PROMPT
Restate every record that follows, keeping it exact.

INPUT FOR THIS TASK
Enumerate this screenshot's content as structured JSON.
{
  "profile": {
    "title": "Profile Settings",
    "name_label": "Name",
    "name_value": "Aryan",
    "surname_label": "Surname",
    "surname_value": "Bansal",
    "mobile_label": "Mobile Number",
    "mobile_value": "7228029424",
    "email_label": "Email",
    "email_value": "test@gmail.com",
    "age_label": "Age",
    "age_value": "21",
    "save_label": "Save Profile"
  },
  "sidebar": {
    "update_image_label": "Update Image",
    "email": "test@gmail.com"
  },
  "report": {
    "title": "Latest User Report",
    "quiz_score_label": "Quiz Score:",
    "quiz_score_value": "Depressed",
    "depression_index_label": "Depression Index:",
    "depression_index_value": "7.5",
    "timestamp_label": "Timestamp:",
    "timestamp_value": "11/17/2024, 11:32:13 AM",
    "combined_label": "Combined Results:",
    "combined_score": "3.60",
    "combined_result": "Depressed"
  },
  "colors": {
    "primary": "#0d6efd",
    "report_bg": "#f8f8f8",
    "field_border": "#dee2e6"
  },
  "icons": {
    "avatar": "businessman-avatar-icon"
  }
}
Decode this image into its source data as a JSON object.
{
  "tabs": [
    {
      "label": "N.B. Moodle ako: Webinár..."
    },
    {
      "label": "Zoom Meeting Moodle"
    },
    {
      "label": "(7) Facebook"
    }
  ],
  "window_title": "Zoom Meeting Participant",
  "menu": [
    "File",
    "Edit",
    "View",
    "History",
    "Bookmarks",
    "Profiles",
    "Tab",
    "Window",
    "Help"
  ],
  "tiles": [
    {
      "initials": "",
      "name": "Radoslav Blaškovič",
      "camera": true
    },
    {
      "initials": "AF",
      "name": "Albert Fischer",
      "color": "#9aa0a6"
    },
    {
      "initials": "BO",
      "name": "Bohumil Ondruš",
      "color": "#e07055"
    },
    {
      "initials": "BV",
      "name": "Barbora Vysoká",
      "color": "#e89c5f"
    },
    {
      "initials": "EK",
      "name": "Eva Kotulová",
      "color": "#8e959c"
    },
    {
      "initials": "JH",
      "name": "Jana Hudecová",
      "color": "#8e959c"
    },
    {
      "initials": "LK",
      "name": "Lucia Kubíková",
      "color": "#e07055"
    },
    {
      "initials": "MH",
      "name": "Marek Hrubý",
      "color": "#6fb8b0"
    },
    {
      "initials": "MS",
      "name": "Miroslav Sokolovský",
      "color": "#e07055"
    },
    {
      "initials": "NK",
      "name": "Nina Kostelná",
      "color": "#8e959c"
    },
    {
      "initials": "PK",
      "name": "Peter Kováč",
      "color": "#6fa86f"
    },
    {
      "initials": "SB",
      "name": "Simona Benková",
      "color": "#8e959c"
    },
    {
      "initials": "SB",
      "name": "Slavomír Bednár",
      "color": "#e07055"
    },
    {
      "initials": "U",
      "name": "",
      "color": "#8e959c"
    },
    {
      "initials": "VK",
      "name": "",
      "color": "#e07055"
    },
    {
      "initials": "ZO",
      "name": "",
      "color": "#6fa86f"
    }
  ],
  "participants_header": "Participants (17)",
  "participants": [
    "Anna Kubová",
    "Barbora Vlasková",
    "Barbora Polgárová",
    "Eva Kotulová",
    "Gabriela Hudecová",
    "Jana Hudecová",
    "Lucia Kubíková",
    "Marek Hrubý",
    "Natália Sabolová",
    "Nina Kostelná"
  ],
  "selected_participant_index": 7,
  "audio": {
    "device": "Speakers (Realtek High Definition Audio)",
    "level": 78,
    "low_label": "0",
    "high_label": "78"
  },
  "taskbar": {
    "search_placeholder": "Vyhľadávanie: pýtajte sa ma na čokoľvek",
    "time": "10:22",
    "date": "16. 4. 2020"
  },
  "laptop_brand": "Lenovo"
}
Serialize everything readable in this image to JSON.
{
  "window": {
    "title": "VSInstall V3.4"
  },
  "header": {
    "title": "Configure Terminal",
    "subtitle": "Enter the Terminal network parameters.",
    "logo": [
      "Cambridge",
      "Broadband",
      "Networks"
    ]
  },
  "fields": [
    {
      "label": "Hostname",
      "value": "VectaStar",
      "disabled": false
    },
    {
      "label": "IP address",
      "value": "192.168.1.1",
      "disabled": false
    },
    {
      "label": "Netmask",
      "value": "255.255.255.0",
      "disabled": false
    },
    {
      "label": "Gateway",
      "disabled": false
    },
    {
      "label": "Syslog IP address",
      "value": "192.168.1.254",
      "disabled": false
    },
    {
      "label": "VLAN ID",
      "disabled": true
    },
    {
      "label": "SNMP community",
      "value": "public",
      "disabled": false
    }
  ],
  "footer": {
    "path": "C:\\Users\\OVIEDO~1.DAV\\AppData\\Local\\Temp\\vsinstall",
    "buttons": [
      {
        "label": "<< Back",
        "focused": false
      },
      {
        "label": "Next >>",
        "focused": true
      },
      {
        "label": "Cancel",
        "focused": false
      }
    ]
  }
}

WRITTEN ANSWER
Enumerate this screenshot's content as structured JSON.
{
  "profile": {
    "title": "Profile Settings",
    "name_label": "Name",
    "name_value": "Aryan",
    "surname_label": "Surname",
    "surname_value": "Bansal",
    "mobile_label": "Mobile Number",
    "mobile_value": "7228029424",
    "email_label": "Email",
    "email_value": "test@gmail.com",
    "age_label": "Age",
    "age_value": "21",
    "save_label": "Save Profile"
  },
  "sidebar": {
    "update_image_label": "Update Image",
    "email": "test@gmail.com"
  },
  "report": {
    "title": "Latest User Report",
    "quiz_score_label": "Quiz Score:",
    "quiz_score_value": "Depressed",
    "depression_index_label": "Depression Index:",
    "depression_index_value": "7.5",
    "timestamp_label": "Timestamp:",
    "timestamp_value": "11/17/2024, 11:32:13 AM",
    "combined_label": "Combined Results:",
    "combined_score": "3.60",
    "combined_result": "Depressed"
  },
  "colors": {
    "primary": "#0d6efd",
    "report_bg": "#f8f8f8",
    "field_border": "#dee2e6"
  },
  "icons": {
    "avatar": "businessman-avatar-icon"
  }
}
Decode this image into its source data as a JSON object.
{
  "tabs": [
    {
      "label": "N.B. Moodle ako: Webinár..."
    },
    {
      "label": "Zoom Meeting Moodle"
    },
    {
      "label": "(7) Facebook"
    }
  ],
  "window_title": "Zoom Meeting Participant",
  "menu": [
    "File",
    "Edit",
    "View",
    "History",
    "Bookmarks",
    "Profiles",
    "Tab",
    "Window",
    "Help"
  ],
  "tiles": [
    {
      "initials": "",
      "name": "Radoslav Blaškovič",
      "camera": true
    },
    {
      "initials": "AF",
      "name": "Albert Fischer",
      "color": "#9aa0a6"
    },
    {
      "initials": "BO",
      "name": "Bohumil Ondruš",
      "color": "#e07055"
    },
    {
      "initials": "BV",
      "name": "Barbora Vysoká",
      "color": "#e89c5f"
    },
    {
      "initials": "EK",
      "name": "Eva Kotulová",
      "color": "#8e959c"
    },
    {
      "initials": "JH",
      "name": "Jana Hudecová",
      "color": "#8e959c"
    },
    {
      "initials": "LK",
      "name": "Lucia Kubíková",
      "color": "#e07055"
    },
    {
      "initials": "MH",
      "name": "Marek Hrubý",
      "color": "#6fb8b0"
    },
    {
      "initials": "MS",
      "name": "Miroslav Sokolovský",
      "color": "#e07055"
    },
    {
      "initials": "NK",
      "name": "Nina Kostelná",
      "color": "#8e959c"
    },
    {
      "initials": "PK",
      "name": "Peter Kováč",
      "color": "#6fa86f"
    },
    {
      "initials": "SB",
      "name": "Simona Benková",
      "color": "#8e959c"
    },
    {
      "initials": "SB",
      "name": "Slavomír Bednár",
      "color": "#e07055"
    },
    {
      "initials": "U",
      "name": "",
      "color": "#8e959c"
    },
    {
      "initials": "VK",
      "name": "",
      "color": "#e07055"
    },
    {
      "initials": "ZO",
      "name": "",
      "color": "#6fa86f"
    }
  ],
  "participants_header": "Participants (17)",
  "participants": [
    "Anna Kubová",
    "Barbora Vlasková",
    "Barbora Polgárová",
    "Eva Kotulová",
    "Gabriela Hudecová",
    "Jana Hudecová",
    "Lucia Kubíková",
    "Marek Hrubý",
    "Natália Sabolová",
    "Nina Kostelná"
  ],
  "selected_participant_index": 7,
  "audio": {
    "device": "Speakers (Realtek High Definition Audio)",
    "level": 78,
    "low_label": "0",
    "high_label": "78"
  },
  "taskbar": {
    "search_placeholder": "Vyhľadávanie: pýtajte sa ma na čokoľvek",
    "time": "10:22",
    "date": "16. 4. 2020"
  },
  "laptop_brand": "Lenovo"
}
Serialize everything readable in this image to JSON.
{
  "window": {
    "title": "VSInstall V3.4"
  },
  "header": {
    "title": "Configure Terminal",
    "subtitle": "Enter the Terminal network parameters.",
    "logo": [
      "Cambridge",
      "Broadband",
      "Networks"
    ]
  },
  "fields": [
    {
      "label": "Hostname",
      "value": "VectaStar",
      "disabled": false
    },
    {
      "label": "IP address",
      "value": "192.168.1.1",
      "disabled": false
    },
    {
      "label": "Netmask",
      "value": "255.255.255.0",
      "disabled": false
    },
    {
      "label": "Gateway",
      "disabled": false
    },
    {
      "label": "Syslog IP address",
      "value": "192.168.1.254",
      "disabled": false
    },
    {
      "label": "VLAN ID",
      "disabled": true
    },
    {
      "label": "SNMP community",
      "value": "public",
      "disabled": false
    }
  ],
  "footer": {
    "path": "C:\\Users\\OVIEDO~1.DAV\\AppData\\Local\\Temp\\vsinstall",
    "buttons": [
      {
        "label": "<< Back",
        "focused": false
      },
      {
        "label": "Next >>",
        "focused": true
      },
      {
        "label": "Cancel",
        "focused": false
      }
    ]
  }
}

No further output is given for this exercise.